The Project Development Agreements, that have also been signed, further demonstrate an upswing in mutually beneficial cooperation. The signing of MoU last year on Tourism Cooperation and the Motor Vehicle Agreement between the two countries has paved the way for promoting tourism. I would also like to reiterate that mutual economic benefits, especially investment in trade and tourism will be greatly increased by the road connectivity that will be enhanced between our two nations by the construction of the Fast Track Highway that will link Kathmandu to the plain areas. I hope to see the construction of the Nijgadh Airport with the cooperation of the Indian Government in the same spirit and speed. I am happy to note that support to both these projects were especially mentioned by your External Affairs Minister Honourable Shrimati Sushma Swaraj ji during the donor conference in Kathmandu last month.

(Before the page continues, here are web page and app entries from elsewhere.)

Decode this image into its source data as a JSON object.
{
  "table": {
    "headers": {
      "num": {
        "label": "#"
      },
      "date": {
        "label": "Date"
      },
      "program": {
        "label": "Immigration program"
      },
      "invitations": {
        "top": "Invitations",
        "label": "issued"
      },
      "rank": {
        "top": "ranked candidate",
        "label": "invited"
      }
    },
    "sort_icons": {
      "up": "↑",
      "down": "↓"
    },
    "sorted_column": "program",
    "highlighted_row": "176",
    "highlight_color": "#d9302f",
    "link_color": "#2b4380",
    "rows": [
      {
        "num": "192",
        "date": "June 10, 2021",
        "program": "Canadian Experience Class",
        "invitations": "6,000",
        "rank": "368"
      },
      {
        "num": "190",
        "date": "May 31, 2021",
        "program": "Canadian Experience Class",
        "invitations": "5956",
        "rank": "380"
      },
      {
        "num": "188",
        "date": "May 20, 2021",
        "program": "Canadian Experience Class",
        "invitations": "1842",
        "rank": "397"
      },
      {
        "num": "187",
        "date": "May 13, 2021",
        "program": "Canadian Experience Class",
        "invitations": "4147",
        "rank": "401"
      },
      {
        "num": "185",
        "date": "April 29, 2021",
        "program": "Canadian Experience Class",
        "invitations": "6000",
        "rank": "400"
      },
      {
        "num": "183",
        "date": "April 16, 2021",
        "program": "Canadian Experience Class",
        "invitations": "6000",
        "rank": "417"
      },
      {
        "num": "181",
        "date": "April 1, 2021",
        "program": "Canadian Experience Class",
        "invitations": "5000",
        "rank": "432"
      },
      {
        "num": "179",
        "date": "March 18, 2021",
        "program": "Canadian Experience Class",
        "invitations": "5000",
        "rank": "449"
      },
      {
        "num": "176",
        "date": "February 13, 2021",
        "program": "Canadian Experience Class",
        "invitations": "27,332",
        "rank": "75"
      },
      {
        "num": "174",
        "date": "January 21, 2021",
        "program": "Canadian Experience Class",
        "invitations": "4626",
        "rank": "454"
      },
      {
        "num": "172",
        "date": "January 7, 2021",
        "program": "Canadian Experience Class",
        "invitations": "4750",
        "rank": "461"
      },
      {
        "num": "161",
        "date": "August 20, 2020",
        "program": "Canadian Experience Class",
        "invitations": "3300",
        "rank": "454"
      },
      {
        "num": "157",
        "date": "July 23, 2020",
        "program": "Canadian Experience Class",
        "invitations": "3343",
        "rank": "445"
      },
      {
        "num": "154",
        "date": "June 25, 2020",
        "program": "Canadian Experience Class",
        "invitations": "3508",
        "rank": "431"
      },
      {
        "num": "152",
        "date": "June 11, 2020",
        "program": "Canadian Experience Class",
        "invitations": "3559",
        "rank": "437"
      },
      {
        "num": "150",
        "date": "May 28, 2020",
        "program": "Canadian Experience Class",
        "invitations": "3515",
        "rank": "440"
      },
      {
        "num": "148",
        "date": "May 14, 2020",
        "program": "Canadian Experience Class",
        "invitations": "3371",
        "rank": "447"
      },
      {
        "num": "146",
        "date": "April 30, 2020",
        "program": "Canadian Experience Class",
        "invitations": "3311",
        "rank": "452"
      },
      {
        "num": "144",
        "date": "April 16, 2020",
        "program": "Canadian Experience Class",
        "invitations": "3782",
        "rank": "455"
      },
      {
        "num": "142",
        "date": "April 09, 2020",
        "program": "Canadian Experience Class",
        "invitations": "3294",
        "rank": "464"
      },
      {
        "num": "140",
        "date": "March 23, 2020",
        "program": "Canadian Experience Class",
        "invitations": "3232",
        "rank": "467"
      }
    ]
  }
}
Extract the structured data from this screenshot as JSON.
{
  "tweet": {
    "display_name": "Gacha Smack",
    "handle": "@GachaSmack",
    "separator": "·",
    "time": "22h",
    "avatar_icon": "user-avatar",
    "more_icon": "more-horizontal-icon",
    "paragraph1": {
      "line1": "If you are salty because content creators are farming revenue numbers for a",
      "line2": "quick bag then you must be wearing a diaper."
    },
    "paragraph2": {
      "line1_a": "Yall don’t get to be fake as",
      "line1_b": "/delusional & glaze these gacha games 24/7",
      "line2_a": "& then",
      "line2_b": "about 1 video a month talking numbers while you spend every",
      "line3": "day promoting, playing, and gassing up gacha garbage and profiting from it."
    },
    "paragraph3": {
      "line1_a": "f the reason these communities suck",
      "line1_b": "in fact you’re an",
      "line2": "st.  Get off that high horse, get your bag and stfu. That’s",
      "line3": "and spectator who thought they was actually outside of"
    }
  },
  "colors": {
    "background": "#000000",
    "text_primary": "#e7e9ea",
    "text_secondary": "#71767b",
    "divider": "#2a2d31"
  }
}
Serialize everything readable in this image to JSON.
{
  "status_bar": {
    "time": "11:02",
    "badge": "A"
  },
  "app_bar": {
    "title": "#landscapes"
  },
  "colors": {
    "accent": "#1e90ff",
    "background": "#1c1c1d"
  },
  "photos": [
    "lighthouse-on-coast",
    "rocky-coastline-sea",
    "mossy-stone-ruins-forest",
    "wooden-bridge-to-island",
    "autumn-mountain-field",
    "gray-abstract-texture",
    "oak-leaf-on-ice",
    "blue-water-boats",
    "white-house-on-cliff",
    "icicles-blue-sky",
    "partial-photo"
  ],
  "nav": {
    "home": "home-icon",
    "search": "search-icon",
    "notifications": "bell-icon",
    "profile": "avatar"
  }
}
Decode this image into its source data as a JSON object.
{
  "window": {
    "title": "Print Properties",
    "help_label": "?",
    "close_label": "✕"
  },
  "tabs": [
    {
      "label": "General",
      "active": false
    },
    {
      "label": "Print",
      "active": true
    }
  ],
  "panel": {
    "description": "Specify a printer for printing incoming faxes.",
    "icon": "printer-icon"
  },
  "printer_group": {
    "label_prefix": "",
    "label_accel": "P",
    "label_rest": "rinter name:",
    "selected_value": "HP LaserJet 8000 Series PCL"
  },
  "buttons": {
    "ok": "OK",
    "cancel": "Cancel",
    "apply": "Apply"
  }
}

I believe that, in addition to strengthening bilateral mechanisms, emphasis should be laid on better connectivity – physical, institutional, and people to people – which serves as a bridge between the two countries and peoples including economic transactions. No doubt, Nepal’s location gives it an important role to facilitate wider connectivity in this dynamic region.
As the largest and vibrant democracy in the world, India has consistently nurtured democratic values and norms. I appreciate the achievements made by India in economic, social, scientific and other frontiers in the recent years. I admire the policy measures taken by India that have led to consistently high economic growth rate despite multiple global crises. Since India is rising as a major emerging global economic power, Nepal looks forward to a closer and intensive collaboration with such a vibrant economy so as to ensure a higher degree of prosperity for us.
India’s rise as a technologically highly advanced country of the world and Prime Minister Shri Modiji’s offer of the SAARC satellite as a gift for this region is a much appreciated as great initiative for mutual benefits from applied space science technology. The policy of India to promote cordial ties with countries in the neighbourhood has generated a sense of respect and euphoria in South Asia. Both Regional and Sub-Regional processes are gaining desired momentum in South Asia. Neighbourhood-first policy of India has yielded positive results and I welcome the emerging trends in relationship.
In this context, the business community from both countries can play important role, through enduring partnership and mutually beneficial activities, in the years to come. I am confident that the business leaders and industrialists from India will find Nepal an attractive investment destination and the Nepalese entrepreneurs the most reliable business partners. There are immense potentials for the development of hydropower projects, tourism, mining, forestry and agro-based industries as well as the construction sector particularly roads, transmission lines, airports and other infrastructure.
India has been supportive to Nepal’s democratic process with tremendous goodwill and solidarity. As Nepalese people strive to achieve a democratic, inclusive and prosperous society, I believe India would continue to extend its cooperation and support
I would like to stop my remarks at thus juncture and thank you all for your patience. Thank you!